C++17 STL Parallel Algorithms - with GCC 9.1 and Intel TBB on Linux and macOS
Posted on May 9, 2019 by Paul
Thanks to Bartlomiej Filipek for the suggestion to try C++17 parallel algorithms with GCC 9 and Intel TBB on Linux.
GCC 9.1 has support for C++17 parallel algorithms by using the Intel TBB library. In this article, I will show you how to build Intel TBB from sources on your machine and how to sort a vector of random numbers in parallel using C++17 std::sort.
At the time of this writing, the latest stable version of Intel TBB is version 2019 Update 8. You can find the latest release of TBB on their GitHubrepo. If a newer version was released, change the version number from the next instructions accordingly.
I have instructions about building GCC 9.1 from source on Linux or macOS on other articles on my website.
Let’s start by downloading Intel TBB:
Next, we are going to duplicate one of the existing build files and change the compiler from generic GCC to GCC 9.1:
At about line 15 you will find these two lines:
change them to:
save and close the file (with nano you need to press CTRL-X and answer Y when asked if you want to save it).
Next, we can build the library:
Once the build is finished, you can install it with the next instructions:
At this point, you should be able to use the C++17 parallel algorithms.
Here is a small C++17 test program, that will fill a vector with 5 millions random doubles, with values from 0 to 1. Next, we sort the vector sequentially and in parallel. Each test is repeated 10 times and the elapsed time, in milliseconds, is printed on the screen:
You can build the code, assuming that you saved the file as t0.cpp, by using one of the next lines:
in the above, t0_opt is optimized for speed, while t0 uses the default compiler settings.
Here is what I see on my machine (macOS MacBook Air 2018):

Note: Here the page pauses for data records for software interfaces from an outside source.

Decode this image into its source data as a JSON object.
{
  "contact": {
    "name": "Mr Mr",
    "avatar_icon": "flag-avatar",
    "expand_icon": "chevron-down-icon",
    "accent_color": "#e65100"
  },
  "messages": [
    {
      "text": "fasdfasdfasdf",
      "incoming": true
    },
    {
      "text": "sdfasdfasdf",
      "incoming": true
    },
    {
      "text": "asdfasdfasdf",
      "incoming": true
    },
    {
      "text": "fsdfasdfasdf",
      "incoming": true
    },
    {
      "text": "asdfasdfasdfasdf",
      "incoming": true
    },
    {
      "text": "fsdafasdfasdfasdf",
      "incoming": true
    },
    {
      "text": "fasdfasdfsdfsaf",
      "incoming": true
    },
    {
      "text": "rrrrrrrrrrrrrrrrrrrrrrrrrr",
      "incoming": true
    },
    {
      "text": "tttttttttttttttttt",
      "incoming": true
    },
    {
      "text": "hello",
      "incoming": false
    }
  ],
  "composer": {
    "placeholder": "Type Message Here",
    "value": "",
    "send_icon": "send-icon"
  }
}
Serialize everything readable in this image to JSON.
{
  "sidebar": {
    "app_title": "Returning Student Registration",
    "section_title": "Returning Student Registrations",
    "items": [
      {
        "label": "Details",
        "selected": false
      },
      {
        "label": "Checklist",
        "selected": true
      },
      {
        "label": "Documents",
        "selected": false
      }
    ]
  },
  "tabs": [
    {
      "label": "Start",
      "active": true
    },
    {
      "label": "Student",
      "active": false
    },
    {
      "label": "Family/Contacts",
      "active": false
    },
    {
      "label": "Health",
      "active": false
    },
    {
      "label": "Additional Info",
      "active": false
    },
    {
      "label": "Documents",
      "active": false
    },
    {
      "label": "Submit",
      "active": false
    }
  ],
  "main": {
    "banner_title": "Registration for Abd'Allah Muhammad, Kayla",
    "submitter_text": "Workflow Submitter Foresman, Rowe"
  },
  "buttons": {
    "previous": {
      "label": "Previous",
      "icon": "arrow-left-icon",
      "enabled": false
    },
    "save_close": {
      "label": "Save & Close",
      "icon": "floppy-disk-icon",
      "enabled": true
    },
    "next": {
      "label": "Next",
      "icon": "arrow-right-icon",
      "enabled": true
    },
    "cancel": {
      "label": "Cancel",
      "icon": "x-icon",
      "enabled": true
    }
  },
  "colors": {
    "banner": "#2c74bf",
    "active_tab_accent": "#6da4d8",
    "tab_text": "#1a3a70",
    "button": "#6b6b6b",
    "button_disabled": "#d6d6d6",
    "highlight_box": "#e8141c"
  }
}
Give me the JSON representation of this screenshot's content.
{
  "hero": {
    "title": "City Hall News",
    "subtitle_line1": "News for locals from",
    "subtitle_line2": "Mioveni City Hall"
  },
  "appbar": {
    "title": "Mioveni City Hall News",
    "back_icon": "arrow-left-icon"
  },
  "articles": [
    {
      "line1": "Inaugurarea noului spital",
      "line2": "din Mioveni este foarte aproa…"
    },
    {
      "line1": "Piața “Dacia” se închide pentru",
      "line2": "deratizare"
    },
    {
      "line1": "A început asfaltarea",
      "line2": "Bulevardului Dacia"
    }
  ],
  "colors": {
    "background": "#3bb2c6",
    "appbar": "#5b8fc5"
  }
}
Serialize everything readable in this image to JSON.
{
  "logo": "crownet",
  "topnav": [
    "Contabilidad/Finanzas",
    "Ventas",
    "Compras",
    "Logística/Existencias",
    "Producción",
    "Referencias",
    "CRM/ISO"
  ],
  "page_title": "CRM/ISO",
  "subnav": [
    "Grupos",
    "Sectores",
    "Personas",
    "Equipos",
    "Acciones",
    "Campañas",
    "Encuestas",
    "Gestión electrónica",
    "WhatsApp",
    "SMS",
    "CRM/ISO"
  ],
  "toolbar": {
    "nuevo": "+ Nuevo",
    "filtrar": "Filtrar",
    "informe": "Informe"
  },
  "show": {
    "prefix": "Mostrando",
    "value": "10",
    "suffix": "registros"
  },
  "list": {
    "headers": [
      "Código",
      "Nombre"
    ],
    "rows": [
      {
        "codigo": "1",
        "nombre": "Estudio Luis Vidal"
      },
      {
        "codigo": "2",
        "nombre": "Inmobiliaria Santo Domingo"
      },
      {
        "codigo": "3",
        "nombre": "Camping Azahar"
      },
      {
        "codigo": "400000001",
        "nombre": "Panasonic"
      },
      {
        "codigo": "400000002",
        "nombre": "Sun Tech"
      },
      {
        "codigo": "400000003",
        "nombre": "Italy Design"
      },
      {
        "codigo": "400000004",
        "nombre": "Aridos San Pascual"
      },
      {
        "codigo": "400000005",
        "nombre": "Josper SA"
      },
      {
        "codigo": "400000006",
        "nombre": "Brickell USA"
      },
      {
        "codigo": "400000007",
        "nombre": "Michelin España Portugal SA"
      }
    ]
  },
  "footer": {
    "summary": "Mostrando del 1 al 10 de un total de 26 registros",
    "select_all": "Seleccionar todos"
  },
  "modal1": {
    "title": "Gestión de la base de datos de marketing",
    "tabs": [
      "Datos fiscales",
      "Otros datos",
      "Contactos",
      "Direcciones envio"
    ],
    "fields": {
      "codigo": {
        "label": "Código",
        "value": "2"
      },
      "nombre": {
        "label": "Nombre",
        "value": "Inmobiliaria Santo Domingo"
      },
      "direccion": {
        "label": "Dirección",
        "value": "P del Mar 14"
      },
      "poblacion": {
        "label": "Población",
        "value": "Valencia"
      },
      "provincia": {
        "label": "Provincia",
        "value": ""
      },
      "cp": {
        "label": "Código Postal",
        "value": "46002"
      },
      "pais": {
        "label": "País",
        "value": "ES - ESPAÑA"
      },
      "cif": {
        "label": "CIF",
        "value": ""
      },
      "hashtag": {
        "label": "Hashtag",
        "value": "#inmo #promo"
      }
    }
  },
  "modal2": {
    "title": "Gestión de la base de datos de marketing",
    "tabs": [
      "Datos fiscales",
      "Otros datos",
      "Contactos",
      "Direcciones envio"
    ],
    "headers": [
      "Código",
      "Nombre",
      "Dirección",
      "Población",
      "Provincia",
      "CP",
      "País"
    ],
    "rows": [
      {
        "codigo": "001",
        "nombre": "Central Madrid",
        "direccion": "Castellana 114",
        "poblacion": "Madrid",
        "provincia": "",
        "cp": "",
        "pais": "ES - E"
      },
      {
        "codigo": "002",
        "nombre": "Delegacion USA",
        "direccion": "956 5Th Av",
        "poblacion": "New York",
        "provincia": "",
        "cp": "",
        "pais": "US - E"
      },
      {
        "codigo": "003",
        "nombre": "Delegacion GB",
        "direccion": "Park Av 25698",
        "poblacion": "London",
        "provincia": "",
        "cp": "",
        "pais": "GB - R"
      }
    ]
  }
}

I’ve seen similar results on a Linux machine. The parallel, optimized version, is 2 - 2.5x faster than the serial version. For the non optimized version the difference between the parallel and the sequential version is slightly larger.